Will Bachman  46:03

I’ve seen some research, I can quote it, about how there’s something very special about singing together in a group and how it activates something like a runner’s high. But you know, but humans singing together all in harmony, that there’s something that is very, you know, activates some kind of endorphins or something like that. Could you could you talk about that experience? What’s that? You know, is that true? And do you experience and tell us a little bit about that, what it feels like to be seeing in a group as opposed to just say, singing by yourself?


William Cheng  46:41

Right, right. Yeah, I don’t doubt that. I mean, I don’t know that, you know, I don’t know, the technical, the scientific aspects behind it that much. But certainly, you know, when you’re singing and blending, and getting all the harmonies in, you know, certainly when you’re kind of when you’re nailing it, and if you’re getting all the harmonies and just being part of this group of, of people singing as one is, is an amazing experience. I mean, it’s there’s a lot of sort of, you know, it’s a very communal feeling. It’s almost it can be it can feel transcendent. And, you know, I think there’s, there are also times when when, when we sing, you know, a lot of times Jim Marvin, back in the day with the Glee Club, if we were in a really good sound Hall, you know, we even if we weren’t in the very sound Hall, but, you know, if we sang, right, we could hear overtones, you know, so there were, we’d be hearing overtones in the Hall of, you know, a note that no one was actually singing, but because we were singing in such, you know, in the right harmony, you have these overtones were coming out.

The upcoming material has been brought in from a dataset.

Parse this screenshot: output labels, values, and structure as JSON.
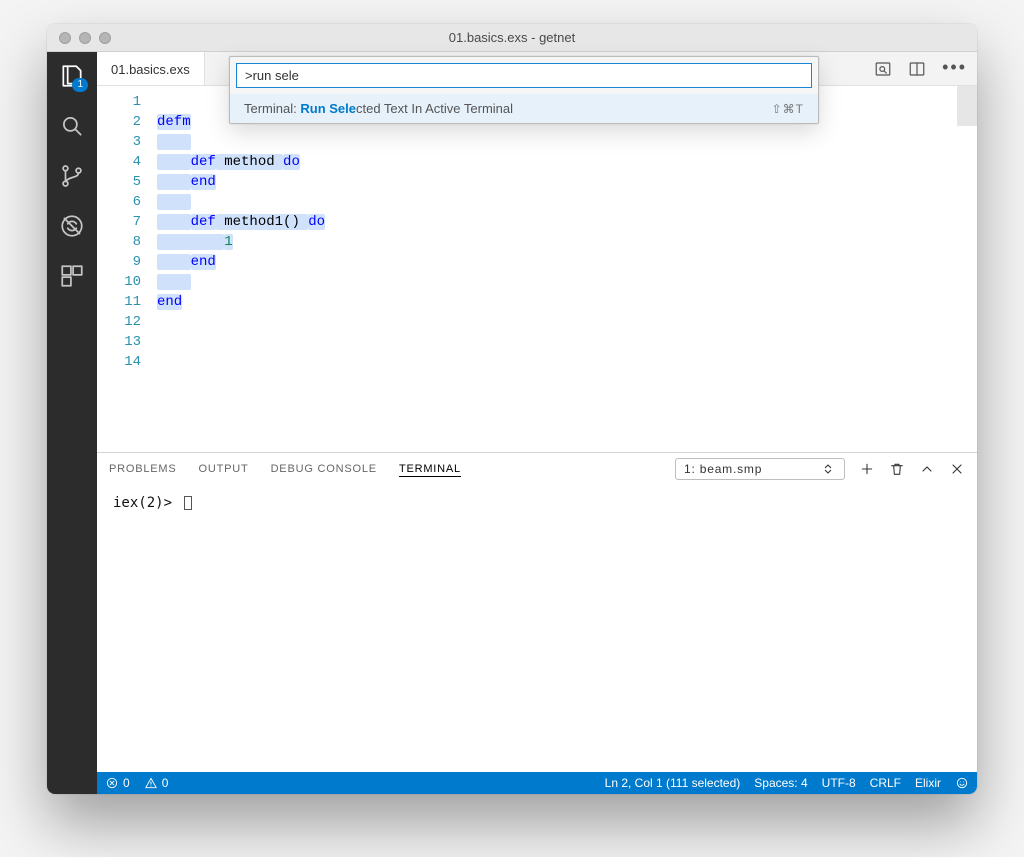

And so we’d be singing, like, it’d be almost like, you know, there were other voices joining us. And that was, you know, that was a, that can be an amazing experience. So, and then, you know, this, there’s, I have seen data about when people sing the chorus there. I think was it, I think their hearts if they’ve shown that heartbeats can synchronize? You know, I think there’ll be it has to do with sort of the breathing and all that kind of stuff. But it’s, it’s an apt metaphor, I think. So, yeah. But it’s a great experience. And, you know, for, for folks who, for folks who say that they you know, that they’ve wanted to sing the chorus, but they, Oh, I can’t sing. It’s like, you know, that you can sing, you just just haven’t tried or you haven’t, you’re afraid, but there’s so many folks, I think it’s like in the right hands, they can be they can, they can develop it pretty easily. So it’s a great, it’s a great experience.


Will Bachman  48:44

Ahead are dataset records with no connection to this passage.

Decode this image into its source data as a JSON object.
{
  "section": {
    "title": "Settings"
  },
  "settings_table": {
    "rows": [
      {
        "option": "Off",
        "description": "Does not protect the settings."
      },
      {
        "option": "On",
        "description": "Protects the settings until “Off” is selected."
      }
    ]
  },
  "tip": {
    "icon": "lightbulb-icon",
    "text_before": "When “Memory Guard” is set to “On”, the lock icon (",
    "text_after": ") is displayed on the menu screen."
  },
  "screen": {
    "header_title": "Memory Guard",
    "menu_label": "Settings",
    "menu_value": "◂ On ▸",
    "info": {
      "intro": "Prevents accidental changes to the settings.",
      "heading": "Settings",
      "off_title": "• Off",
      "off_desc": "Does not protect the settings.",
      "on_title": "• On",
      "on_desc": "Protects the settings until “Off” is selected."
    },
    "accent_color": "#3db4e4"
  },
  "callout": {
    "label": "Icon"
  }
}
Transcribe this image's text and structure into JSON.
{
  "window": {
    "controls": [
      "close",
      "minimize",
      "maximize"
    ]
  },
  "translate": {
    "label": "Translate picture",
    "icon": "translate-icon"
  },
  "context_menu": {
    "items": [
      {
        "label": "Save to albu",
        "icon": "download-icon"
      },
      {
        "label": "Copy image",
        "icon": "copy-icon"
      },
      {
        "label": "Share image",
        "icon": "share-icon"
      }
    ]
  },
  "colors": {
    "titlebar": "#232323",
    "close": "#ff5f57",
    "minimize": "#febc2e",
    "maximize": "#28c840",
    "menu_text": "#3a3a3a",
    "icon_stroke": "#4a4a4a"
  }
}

And saying, Bill, thank you so much for joining today, for listeners that want to follow up with you or track what you’re doing. Where can they find you online?


William Cheng  48:56

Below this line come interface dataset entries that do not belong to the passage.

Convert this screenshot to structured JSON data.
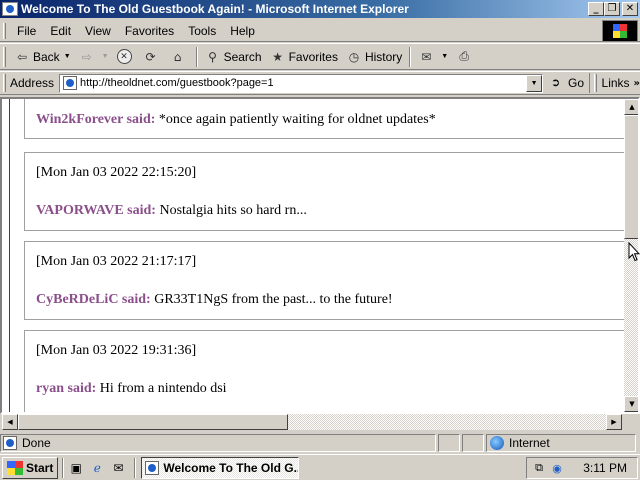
{
  "window": {
    "title": "Welcome To The Old Guestbook Again! - Microsoft Internet Explorer",
    "min_glyph": "_",
    "max_glyph": "❐",
    "close_glyph": "✕"
  },
  "menu": {
    "items": [
      {
        "label": "File"
      },
      {
        "label": "Edit"
      },
      {
        "label": "View"
      },
      {
        "label": "Favorites"
      },
      {
        "label": "Tools"
      },
      {
        "label": "Help"
      }
    ]
  },
  "toolbar": {
    "back_label": "Back",
    "search_label": "Search",
    "favorites_label": "Favorites",
    "history_label": "History",
    "icons": [
      "back-arrow-icon",
      "forward-arrow-icon",
      "stop-icon",
      "refresh-icon",
      "home-icon",
      "search-icon",
      "favorites-icon",
      "history-icon",
      "mail-icon",
      "print-icon"
    ]
  },
  "address_bar": {
    "label": "Address",
    "url": "http://theoldnet.com/guestbook?page=1",
    "go_label": "Go",
    "links_label": "Links"
  },
  "guestbook": {
    "entries": [
      {
        "timestamp": "",
        "name": "Win2kForever said:",
        "message": "*once again patiently waiting for oldnet updates*"
      },
      {
        "timestamp": "[Mon Jan 03 2022 22:15:20]",
        "name": "VAPORWAVE said:",
        "message": "Nostalgia hits so hard rn..."
      },
      {
        "timestamp": "[Mon Jan 03 2022 21:17:17]",
        "name": "CyBeRDeLiC said:",
        "message": "GR33T1NgS from the past... to the future!"
      },
      {
        "timestamp": "[Mon Jan 03 2022 19:31:36]",
        "name": "ryan said:",
        "message": "Hi from a nintendo dsi"
      }
    ]
  },
  "status_bar": {
    "text": "Done",
    "zone": "Internet"
  },
  "taskbar": {
    "start_label": "Start",
    "task_label": "Welcome To The Old G...",
    "clock": "3:11 PM"
  },
  "colors": {
    "titlebar_start": "#0a246a",
    "name_color": "#8a4f8a",
    "chrome": "#d4d0c8"
  }
}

Well, I don’t really have much of a social media presence. I mean, I’ve got a Facebook Facebook page, but I don’t really check it that much. Because it’s primarily just, you know, email and I mean, I don’t, I don’t tweet, I don’t really do much of that.


Will Bachman  49:15

So I guess a lot of doctors are like that. They just want to keep it a little bit lower profile. So if you want to keep get in touch with Bill, you probably already have those contact info, or you can find it in the Red Book. All right. Bill, thank you so much for joining us a lot of fun. Thanks for talking about your journey since since Harvard.


William Cheng  49:37

It’s my pleasure. Thank you very much. Well,